by Tracy Chipman
For ages and ages, since the birth of language, storytelling has existed. Some folks know exactly what storytelling is and some folks are just not quite sure. It can be a slippery notion to understand in this age of technology, but really it’s pretty simple… Storytelling is a live, in the moment, interactive craft most cultures and every age of civilization has experienced. Stories are told to educate, preserve culture, instill values and beliefs, and to entertain. Stories are told by and to the young and the young at heart—it is for everyone!
In this ancient art, the storyteller weaves language, vocalization and gesture, conveying the images of a story to a live audience. From that collaboration storytelling emerges through active listening and active imagining, and without one part of this dynamic duo the process and art form cannot exist. With each telling the interplay between the teller and listeners creates a new experience, a new story. With each telling comes more inner satisfaction and more understanding of the mystery of our humanity—something more powerful than a string of words and phrases is gleaned, digested and absorbed. Yum!
The earliest forms of storytelling were spoken word combined with gestures and expressions. Traditionally, these stories were passed from generation to generation, and survived solely by memory and the desire to share and hear them. Early storytelling may have shown up as simple chants in praise of nature, to express the joy of life, or to explain the deeper mysteries of creation and to ease the drudgery and boredom of day-to-day life.
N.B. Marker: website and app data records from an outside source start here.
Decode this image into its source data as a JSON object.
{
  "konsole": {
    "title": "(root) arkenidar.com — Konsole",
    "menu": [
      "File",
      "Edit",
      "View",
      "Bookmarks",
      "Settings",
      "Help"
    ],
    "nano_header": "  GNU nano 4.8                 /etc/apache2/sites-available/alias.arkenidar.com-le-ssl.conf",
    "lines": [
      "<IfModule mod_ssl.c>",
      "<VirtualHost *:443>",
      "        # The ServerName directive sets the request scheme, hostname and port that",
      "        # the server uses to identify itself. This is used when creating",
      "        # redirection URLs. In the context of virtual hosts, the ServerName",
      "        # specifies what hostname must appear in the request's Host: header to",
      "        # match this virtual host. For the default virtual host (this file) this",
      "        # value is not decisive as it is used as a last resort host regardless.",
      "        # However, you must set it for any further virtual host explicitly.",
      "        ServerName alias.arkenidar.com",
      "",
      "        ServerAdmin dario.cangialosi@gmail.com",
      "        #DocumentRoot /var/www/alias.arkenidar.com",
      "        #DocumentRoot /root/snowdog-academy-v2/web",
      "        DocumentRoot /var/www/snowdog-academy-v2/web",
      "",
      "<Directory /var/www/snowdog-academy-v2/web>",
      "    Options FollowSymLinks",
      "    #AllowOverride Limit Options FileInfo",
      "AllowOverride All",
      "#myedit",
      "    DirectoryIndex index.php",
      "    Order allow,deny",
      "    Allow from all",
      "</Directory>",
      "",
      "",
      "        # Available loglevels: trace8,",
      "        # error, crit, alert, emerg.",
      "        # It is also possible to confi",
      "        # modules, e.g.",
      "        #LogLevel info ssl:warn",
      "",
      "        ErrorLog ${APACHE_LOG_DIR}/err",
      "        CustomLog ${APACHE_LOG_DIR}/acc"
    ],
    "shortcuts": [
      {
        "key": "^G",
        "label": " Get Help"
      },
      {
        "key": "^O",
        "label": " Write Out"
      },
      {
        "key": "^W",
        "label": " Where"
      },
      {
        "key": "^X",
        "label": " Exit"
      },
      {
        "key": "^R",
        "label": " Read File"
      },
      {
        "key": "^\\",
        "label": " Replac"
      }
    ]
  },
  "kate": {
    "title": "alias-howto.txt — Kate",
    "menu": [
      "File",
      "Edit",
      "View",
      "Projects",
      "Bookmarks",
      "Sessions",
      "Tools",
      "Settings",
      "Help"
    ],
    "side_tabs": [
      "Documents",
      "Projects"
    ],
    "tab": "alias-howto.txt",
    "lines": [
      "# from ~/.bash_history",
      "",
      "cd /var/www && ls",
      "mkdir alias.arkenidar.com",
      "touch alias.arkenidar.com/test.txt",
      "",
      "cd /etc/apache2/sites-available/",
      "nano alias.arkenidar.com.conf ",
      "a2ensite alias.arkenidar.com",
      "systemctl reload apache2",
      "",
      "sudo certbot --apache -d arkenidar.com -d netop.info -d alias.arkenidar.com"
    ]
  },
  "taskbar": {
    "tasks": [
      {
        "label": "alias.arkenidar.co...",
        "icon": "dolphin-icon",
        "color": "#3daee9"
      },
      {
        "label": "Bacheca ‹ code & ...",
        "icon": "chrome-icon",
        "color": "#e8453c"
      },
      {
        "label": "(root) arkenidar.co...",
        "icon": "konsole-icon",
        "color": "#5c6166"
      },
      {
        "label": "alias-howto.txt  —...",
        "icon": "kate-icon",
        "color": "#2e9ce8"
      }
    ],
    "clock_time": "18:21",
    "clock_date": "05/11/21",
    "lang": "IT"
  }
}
During the Middle Ages, storytelling expanded into the art of the traveling troubadour and historian. These bards journeyed across the land combining their stories with poetry, music, and dance. They were welcomed in castle, court, and the market place. They gathered the news, conveyed the best tales, and were expected to know the favorites in each region. Their position as bard was highly regarded in society and they often spent many years in training before their travels began. In this way, professional storytelling was born. The development of print publishing led to reading replacing listening, and some say, to the decline of storytelling. Technology though has also made it possible to record, transcribe, and share oral tradition over wide regions of the world. In spite of rapid modernization, there are still cultures today where some part of their living history and folklore is perpetuated by their vibrant oral tradition.
Recently there has been a rekindled interest in the art of storytelling. Professional storytellers tour the world performing at schools, festivals, and community spaces. Storytellers of today prepare a story to present to their listeners, perhaps researched from written material, collected from other story and tradition bearers, or even created on the spot from their own imaginations. Folklore stories such as myths, epics, legends, wonder tales, and fables continue to be favorites. Joseph Sobol, storyteller and historian on the American storytelling revival in The Storytellers’ Journey, says:
“Storytelling is strongly dependent on the power of personal presence — of the trance-inducing interaction of live performer with live audience, and the direct transfer of narrative imagery from mind to minds. Whether within a traditional community or a contemporary performance context, storytelling tends to be prized precisely for its immediacy.”
There are countless “classics”— books, films, and television programs that will entice you into a good story, so good you may return to them time and time again. However, nothing beats the live interchange between teller and listener—eye to eye, mind to mind, and heart to heart. Whether you are a parent looking to share this experience with your child, a retiree looking to share your memories and experiences with your family, or are just curious about the art and craft of storytelling, storytelling is well worth exploring and experiencing because we all relish a tale well told.
Tracy Chipman lives in North Menomonie and has been telling tales professionally to ages 3 to 93 since 1995 at libraries, schools, parties, cafes, bookshops and performance spaces in pockets around the country and in the UK. She also founded The Hebridean Folklore Project in 1996, where she gathered folklore in all seasons in the wilds of Scotland’s Outer Hebrides islands.